Some 11 strokes off the lead when he made the turn and on the wrong side of the cut line, he converted a 45-foot birdie putt from off the green at the first hole (his 10th hole of the day), added another at the fifth hole and appeared to secure his weekend tee time with a 4-footer for birdie at No. 7.
But it wasn’t going to be that easy. It never is. Woods bogeyed the par-3 eighth and pushed his drive right of the final fairway, a familiar theme on Day 1.
Torrey Pines has been the sight of some of Tiger’s most clutch performances, with the 2008 U.S. Open being the standard in that category. His two-putt birdie from 75 feet at the last wasn’t for his ninth victory on the seaside layout, but it was important nonetheless.
“It’s been a long 12 months. I’ve been away from it for a very long time,” he figured. “It’s nice to get out there and compete and play. I’m still getting used to my feels, but that just takes more time under the fire.”
If playing 72 holes isn’t exactly the bar one might expect from a 14-time major champion, it’s a reality Woods seems comfortable with, at least at the moment.
The last time he played the weekend at an official PGA Tour event, Justin Thomas – the reigning Player of the Year – was a rookie and Jon Rahm – who is poised to become the top-ranked player in the world with a victory this week – was still in college at Arizona State.
For Woods, this is every bit a marathon, and while others succumb to the urgency of now, he’s content with the scenic route – which, if his play through two days is any indication, is a wise choice. You know the deal, under-promise and over-deliver.
At his first hole, the 10th on the North Course, his opening effort was so far left he could have taken relief from the first fairway . . . on the South Course.
He went left at his second hole and again at his fourth, a wild swipe that settled into the Southern California flora and fauna and led to a double-bogey 6. All total, his tee shots found the short grass just three times and he wasn’t much better with his irons, hitting just half of his greens in regulation.
He explained he had the “flip-pulls” early and the “spinner” late, neither worked very well.
“It has not been happening, but under competition it’s a little different story,” he said. “I need to get used to what my feels are and I haven’t felt these things in a while.”
It’s been nearly five years, in fact, since Woods played for anything more important than a press with his buddies in South Florida; so it shouldn’t exactly prompt a double-take that after so much time outside of the competitive fray, it’s going to take a few rounds to rediscover that edge that made him the undisputed best of his generation.

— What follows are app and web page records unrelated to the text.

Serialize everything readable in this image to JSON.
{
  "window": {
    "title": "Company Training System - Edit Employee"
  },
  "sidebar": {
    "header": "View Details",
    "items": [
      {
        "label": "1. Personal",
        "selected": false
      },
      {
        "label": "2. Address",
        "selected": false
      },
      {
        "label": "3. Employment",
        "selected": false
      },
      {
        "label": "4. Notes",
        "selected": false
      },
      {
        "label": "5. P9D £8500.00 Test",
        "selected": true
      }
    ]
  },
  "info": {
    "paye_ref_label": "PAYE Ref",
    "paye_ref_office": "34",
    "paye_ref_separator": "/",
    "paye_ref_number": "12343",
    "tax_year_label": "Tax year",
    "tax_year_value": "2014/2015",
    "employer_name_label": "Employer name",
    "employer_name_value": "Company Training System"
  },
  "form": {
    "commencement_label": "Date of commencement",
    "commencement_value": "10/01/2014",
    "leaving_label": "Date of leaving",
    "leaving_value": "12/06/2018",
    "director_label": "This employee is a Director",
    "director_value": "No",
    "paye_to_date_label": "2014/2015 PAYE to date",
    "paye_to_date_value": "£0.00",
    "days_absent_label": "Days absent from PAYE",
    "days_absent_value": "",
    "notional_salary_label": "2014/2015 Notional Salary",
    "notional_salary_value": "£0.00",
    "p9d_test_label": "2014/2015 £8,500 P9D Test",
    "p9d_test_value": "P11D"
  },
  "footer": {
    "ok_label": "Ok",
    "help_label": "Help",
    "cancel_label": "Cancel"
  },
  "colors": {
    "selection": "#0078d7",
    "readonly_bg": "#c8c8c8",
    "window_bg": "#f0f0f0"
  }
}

“I still need more rounds under my belt,” said Woods, who saved his week thanks to a sublime short game that converted 7 of 9 scrambling attempts on Day 2. “How far certain shots are going, what my swing feels are going to be for certain shots, certain trajectories, those are all things a lot of these guys have already built in, they’ve been playing. I’m just starting out.”
For those who went all-in on this most recent return, may we suggest a more measured outlook. There was nothing in his play at the Hero World Challenge – a middle-of-the-pack showing at an unofficial event on what is essentially a home course – that suggested he was poised to pick up his pursuit of Jack Nicklaus’ record of 18 majors. And after two trips around Torrey Pines, that particular narrative remains unchanged.
What’s worth updating is that on a cold, breezy morning, a 42-year-old with a surgically repaired lower back went out and grinded his way to something worth being proud of.
Woods acknowledged on Wednesday that his plan is to build toward April and the Masters, and although his 1-under total may not inspire unmitigated confidence, it does put him 36 holes closer to that goal.